All posts tagged ‘wiki’

File Under: Ajax

Ajax for Beginners

JavaScript has had the XMLHttpRequest object for almost a decade now, but it really only started getting wide attention in 2004. All this attention was mostly due to some showoff web applications that made every developer who saw them think, “I want my site to do that!” But it also has to do with the spiffy, spiffy name given to it by the folks at AdaptivePath, who named this asynchronized application Ajax. Maybe you’ve heard of it?

A few high-profile Google applications in particular made a splash with Ajax: Maps and Gmail were first. It also powers some of the core functionality in the user interface of the ever-so-popular photo sharing site Flickr. By now, Ajax has become integral to the fabric of the web, especially in the era of real-time applications like Twitter, Buzz and Wave (all of which use Ajax extensively in their webapp front ends, for the record). Ajax may also lay claim to being the first JavaScript object with its own fan website. Date.com doesn’t count, although I did have a scintillating chat with a lady there once about the getTimeZoneoffset method.

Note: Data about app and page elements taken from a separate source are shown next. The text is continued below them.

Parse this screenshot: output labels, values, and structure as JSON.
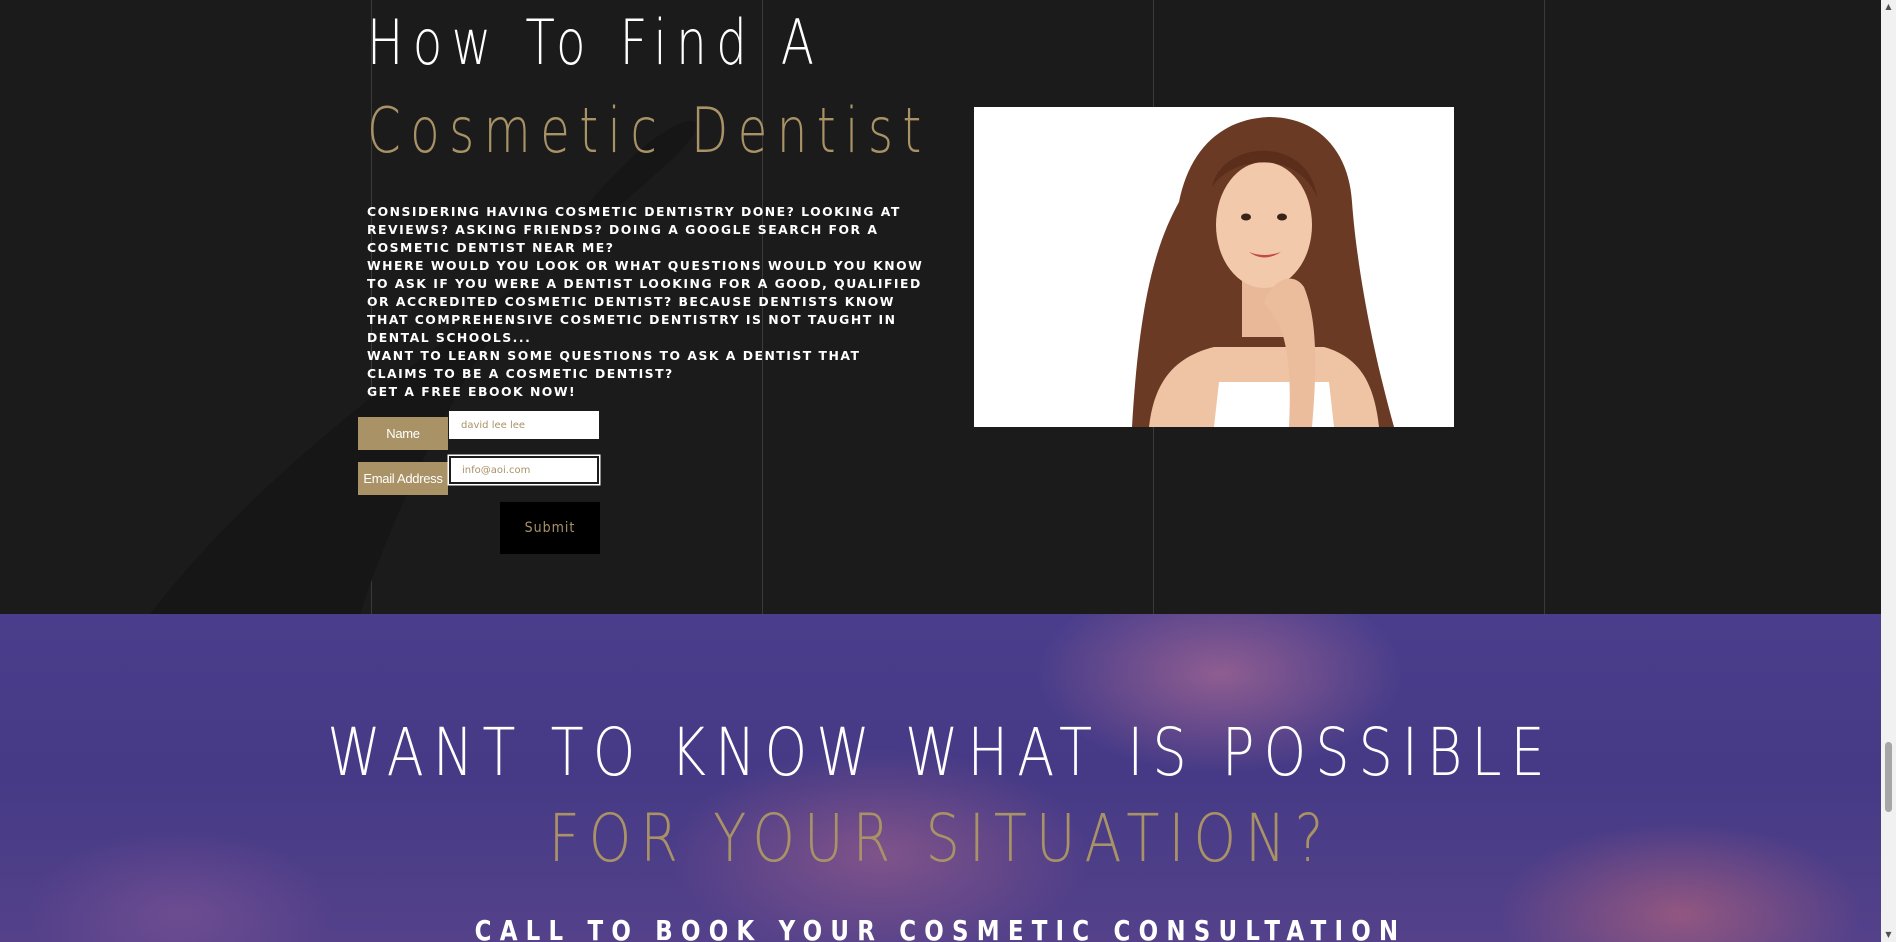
{
  "ebook_section": {
    "heading_line1": "How To Find A",
    "heading_line2": "Cosmetic Dentist",
    "paragraphs": [
      "Considering having cosmetic dentistry done? Looking at reviews? Asking friends? Doing a Google search for a cosmetic dentist near me?",
      "Where would you look or what questions would you know to ask if you were a dentist looking for a good, qualified or accredited cosmetic dentist? Because dentists know that comprehensive cosmetic dentistry is not taught in dental schools...",
      "Want to learn some questions to ask a dentist that claims to be a cosmetic dentist?",
      "Get a FREE EBOOK NOW!"
    ],
    "form": {
      "name_label": "Name",
      "name_value": "david lee lee",
      "email_label": "Email Address",
      "email_placeholder": "info@aoi.com",
      "submit_label": "Submit"
    }
  },
  "cta_section": {
    "line1": "WANT TO KNOW WHAT IS POSSIBLE",
    "line2": "FOR YOUR SITUATION?",
    "line3": "CALL TO BOOK YOUR COSMETIC CONSULTATION"
  },
  "colors": {
    "background": "#1b1b1b",
    "gold_accent": "#a89266",
    "purple_background": "#4a3e8c"
  },
  "scrollbar": {
    "scroll_position_fraction": 0.83
  }
}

Continue Reading “Ajax for Beginners” »
File Under: Glossary

Apache

Apache is a freely available, and highly popular, open-source web server.

Originally, Apache was designed for Unix. Now versions are available for most operating systems including Windows, OSX and Linux. There are also numerous add-ons and tailored versions of the server using the Apache module API. The name Apache comes from its origins as a series of “patch files.”

Read Webmonkey’s Apache for Beginners article for more details about Apache.

Information and downloads can be found at the Apache Software Foundation website.

File Under: Glossary

CGI

Common Gateway Interface (CGI) describes a server-side program that receives and processes information sent from a web form.

CGI programs are the most common way to exchange and process information between a web page. They can be written in any practically any programming language and are run on web servers.

File Under: Glossary

Device Independent

A program or application that will work on any peripheral devices within a certain protocol is considered device independent.

Dialing a telephone number is a simple example of a device-independent action. All telephones operate under the same protocol. No matter what brand of telephone you use, you can always phone home. Device independence ensures that all internet-enabled devices — everything from your games console to a Web-surfing clock radio — will be able to communicate with each other in the future.

File Under: Glossary

Frame

A formatting device that allows a web page to be viewed in separate, independently scrollable windows.

Since each frame houses its own HTML document, frames allow multiple documents to be viewed within a single browser window.